It is a new scooter, yes, with a new name, but shares the same basic platform as the Activa - same engine, same suspension, same brakes and shares many components with Honda's other scooter models, all under the Activa platform. In a way, you could say it's a 'scooter' version of the Honda Navi, and the quirky design on the side panels certainly point to the Navi's origins. But unlike the Navi, the Cliq is targeted at the rural market, with utility and ease of use in mind. So, it gets block pattern, off-road, on-road tyres for better traction and gets an optional luggage carrier as well as optional footboard mounted luggage box.
But it's not an easy task cut out for the Cliq, because, so far, in rural India, scooters have not had the kind of success they enjoyed in urban areas. So, unlike in cities and towns, where scooters have become quite the rage due to their convenience and ease of use, rural India is still mainly a motorcycle bastion. And understandably so; with large spoked wheels, rugged components and frugal engines, the 100-110 cc motorcycles are still the first preferred mode of transportation in rural India.
So, what does the Honda Cliq have to make the rural and semi-urban population warm up to scooters? Sure, there are a few factors in favour of Honda's strategy. Infrastructure and roads in rural areas have improved to a great extent over the past few years, and are expected to continue to do so. Compared to a motorcycle, a scooter offers a lot of utility - underseat storage, footboard space, and a broad and long seat with room for an entire family. An automatic transmission only makes things simpler for ease of use.

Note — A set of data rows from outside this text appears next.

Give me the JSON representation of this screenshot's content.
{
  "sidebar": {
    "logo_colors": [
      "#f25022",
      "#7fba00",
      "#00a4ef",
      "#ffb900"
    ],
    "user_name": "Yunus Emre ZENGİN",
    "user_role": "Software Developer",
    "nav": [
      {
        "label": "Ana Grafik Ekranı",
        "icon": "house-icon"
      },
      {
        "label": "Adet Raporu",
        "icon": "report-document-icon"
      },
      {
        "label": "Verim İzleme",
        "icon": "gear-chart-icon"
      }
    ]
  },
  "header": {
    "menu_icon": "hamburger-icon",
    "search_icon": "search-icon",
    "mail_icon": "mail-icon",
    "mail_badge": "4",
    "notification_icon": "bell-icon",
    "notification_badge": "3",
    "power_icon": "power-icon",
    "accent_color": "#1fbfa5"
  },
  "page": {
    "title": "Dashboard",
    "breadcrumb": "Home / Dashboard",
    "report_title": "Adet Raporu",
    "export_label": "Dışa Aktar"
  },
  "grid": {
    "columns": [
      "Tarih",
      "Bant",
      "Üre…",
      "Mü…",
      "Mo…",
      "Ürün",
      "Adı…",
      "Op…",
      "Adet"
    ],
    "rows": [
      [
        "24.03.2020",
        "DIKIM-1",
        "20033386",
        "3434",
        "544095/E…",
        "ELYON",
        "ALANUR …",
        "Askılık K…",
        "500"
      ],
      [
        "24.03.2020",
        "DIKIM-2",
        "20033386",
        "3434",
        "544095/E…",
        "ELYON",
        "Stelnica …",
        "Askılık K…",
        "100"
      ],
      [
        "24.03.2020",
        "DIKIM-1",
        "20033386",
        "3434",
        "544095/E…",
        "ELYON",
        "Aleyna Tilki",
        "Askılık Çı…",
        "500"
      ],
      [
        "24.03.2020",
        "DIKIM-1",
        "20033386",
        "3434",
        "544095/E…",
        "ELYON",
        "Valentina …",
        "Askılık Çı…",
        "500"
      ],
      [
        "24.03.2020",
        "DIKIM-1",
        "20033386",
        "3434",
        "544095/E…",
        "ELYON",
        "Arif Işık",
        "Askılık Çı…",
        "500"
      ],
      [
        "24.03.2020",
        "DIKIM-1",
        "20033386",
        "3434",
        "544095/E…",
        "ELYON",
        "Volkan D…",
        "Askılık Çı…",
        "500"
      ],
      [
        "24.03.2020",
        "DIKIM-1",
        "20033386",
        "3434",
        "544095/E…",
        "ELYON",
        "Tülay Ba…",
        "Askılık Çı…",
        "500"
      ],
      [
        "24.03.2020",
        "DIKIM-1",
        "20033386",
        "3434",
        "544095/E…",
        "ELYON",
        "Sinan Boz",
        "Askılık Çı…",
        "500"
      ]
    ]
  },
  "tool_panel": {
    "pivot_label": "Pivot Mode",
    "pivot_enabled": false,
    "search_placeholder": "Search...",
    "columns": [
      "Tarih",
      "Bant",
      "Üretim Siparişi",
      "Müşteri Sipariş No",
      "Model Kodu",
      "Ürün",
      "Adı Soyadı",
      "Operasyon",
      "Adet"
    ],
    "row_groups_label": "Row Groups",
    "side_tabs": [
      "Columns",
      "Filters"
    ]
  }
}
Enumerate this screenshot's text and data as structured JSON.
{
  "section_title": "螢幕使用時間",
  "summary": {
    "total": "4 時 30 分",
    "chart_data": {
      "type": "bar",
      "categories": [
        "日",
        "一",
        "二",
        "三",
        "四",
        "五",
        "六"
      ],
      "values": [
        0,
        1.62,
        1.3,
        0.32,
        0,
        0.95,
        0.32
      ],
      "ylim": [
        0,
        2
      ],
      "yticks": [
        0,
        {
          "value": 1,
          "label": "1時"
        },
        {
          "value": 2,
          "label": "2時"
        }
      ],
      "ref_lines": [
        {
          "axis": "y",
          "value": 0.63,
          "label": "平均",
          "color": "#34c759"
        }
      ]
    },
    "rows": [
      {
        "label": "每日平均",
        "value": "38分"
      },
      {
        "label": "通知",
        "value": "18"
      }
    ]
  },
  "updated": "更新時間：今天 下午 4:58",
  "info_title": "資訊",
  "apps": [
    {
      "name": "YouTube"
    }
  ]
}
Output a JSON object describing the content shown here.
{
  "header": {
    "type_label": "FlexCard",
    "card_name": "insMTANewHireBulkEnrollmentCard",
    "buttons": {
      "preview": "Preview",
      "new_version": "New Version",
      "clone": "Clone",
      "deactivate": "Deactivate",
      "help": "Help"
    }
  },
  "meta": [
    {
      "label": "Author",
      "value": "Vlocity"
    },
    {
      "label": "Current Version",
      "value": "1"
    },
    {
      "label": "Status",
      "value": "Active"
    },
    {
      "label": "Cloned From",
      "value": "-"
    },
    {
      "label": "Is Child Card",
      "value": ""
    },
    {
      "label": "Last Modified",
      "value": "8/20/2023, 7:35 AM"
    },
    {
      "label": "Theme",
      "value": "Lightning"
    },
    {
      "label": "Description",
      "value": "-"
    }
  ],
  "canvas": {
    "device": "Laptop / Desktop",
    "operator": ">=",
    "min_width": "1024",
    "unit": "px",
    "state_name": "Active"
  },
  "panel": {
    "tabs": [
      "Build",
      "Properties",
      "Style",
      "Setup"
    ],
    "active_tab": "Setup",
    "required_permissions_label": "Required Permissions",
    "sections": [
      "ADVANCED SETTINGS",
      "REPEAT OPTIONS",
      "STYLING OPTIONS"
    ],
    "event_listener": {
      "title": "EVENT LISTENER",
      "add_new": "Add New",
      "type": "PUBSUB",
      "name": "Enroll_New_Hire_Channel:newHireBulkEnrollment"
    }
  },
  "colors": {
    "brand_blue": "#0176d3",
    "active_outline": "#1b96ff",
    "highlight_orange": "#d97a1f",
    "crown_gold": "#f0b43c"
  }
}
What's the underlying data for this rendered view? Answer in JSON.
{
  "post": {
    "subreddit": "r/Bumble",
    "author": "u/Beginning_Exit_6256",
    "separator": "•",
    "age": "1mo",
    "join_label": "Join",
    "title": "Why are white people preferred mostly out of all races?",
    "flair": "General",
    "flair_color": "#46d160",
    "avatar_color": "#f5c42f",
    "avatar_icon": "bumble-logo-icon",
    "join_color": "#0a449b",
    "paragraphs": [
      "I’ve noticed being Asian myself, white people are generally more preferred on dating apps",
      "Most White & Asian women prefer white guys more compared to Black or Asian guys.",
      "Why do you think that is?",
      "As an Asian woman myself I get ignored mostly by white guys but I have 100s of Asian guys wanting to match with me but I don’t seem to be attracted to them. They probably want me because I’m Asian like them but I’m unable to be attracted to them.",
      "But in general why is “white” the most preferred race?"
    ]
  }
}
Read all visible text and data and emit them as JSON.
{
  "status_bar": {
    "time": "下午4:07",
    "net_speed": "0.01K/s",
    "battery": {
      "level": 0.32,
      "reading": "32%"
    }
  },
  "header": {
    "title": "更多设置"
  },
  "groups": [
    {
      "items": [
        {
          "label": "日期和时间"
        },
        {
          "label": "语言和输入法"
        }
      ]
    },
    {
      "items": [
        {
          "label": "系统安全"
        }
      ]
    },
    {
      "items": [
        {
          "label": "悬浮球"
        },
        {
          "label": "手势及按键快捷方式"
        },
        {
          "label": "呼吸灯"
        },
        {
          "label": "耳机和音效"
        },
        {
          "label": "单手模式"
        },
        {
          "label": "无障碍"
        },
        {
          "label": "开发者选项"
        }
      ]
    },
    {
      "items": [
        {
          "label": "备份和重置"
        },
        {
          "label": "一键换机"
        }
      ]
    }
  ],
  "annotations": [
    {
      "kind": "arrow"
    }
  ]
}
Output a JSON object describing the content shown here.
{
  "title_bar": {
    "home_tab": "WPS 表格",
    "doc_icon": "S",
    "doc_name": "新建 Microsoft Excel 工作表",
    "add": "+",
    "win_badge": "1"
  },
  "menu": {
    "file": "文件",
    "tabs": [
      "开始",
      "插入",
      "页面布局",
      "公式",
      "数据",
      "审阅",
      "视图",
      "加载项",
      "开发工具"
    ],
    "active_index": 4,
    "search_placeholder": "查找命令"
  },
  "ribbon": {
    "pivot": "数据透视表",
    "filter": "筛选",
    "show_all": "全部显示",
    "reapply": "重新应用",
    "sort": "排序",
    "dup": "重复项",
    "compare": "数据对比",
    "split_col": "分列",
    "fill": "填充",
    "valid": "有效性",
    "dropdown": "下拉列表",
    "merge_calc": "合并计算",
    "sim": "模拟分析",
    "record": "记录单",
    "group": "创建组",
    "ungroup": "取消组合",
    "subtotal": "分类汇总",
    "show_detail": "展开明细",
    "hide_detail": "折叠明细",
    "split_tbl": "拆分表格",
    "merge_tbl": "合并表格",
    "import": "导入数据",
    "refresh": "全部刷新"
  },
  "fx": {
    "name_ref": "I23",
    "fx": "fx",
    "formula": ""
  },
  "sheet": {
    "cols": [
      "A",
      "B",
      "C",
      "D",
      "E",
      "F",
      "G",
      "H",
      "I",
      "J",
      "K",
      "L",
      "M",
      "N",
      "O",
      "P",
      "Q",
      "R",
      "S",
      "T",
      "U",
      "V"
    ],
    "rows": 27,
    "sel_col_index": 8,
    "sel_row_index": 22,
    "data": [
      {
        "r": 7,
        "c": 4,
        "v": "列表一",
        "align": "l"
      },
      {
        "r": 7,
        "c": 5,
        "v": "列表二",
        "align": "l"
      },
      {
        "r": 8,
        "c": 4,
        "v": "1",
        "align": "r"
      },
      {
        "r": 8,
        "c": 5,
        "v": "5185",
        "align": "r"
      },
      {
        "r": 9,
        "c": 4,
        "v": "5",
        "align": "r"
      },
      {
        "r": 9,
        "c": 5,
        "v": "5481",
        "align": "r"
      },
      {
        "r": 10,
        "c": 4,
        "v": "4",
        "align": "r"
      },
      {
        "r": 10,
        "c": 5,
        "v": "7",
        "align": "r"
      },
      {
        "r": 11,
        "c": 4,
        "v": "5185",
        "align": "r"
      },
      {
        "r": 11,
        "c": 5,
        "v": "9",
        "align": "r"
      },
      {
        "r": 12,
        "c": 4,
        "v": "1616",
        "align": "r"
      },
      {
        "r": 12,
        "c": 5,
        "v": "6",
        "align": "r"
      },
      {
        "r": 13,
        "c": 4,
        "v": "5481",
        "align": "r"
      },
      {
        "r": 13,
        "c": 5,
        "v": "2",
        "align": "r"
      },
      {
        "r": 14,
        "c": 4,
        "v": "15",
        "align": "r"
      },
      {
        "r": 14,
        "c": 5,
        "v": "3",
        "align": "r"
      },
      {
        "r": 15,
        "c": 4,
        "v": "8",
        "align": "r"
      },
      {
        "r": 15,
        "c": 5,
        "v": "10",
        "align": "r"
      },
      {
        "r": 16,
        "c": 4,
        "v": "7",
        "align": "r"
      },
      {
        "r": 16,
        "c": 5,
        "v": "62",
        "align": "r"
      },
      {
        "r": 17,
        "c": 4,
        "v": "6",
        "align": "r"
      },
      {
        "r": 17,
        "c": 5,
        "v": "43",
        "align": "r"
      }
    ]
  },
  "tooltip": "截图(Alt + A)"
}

Lastly, the fuel tank is smaller than the Activa, with just 3.5 litres of capacity. Even if real world fuel consumption is close to the 60 kmpl claimed by Honda, it still will require more frequent trips to the fuel station than a motorcycle. This may not be a deal breaker, but it will definitely irk the rural Indian who may have to travel several kilometres to the nearest fuel station. Yes, for those living close to highways or semi-urban areas, it may not make much of a difference. But if you look primarily at the economic factor, there are several two-wheeler products in the market which still offer a lower sticker price, yet better fuel economy. So far, the new Honda Cliq is available only in Rajasthan, and HMSI intends to make it available across India only by the beginning of the festive season. It may have a quirky design, and boast of utility, and it's early days yet, but replicating the success of the Activa may well need a lot more than what the Honda Cliq offers.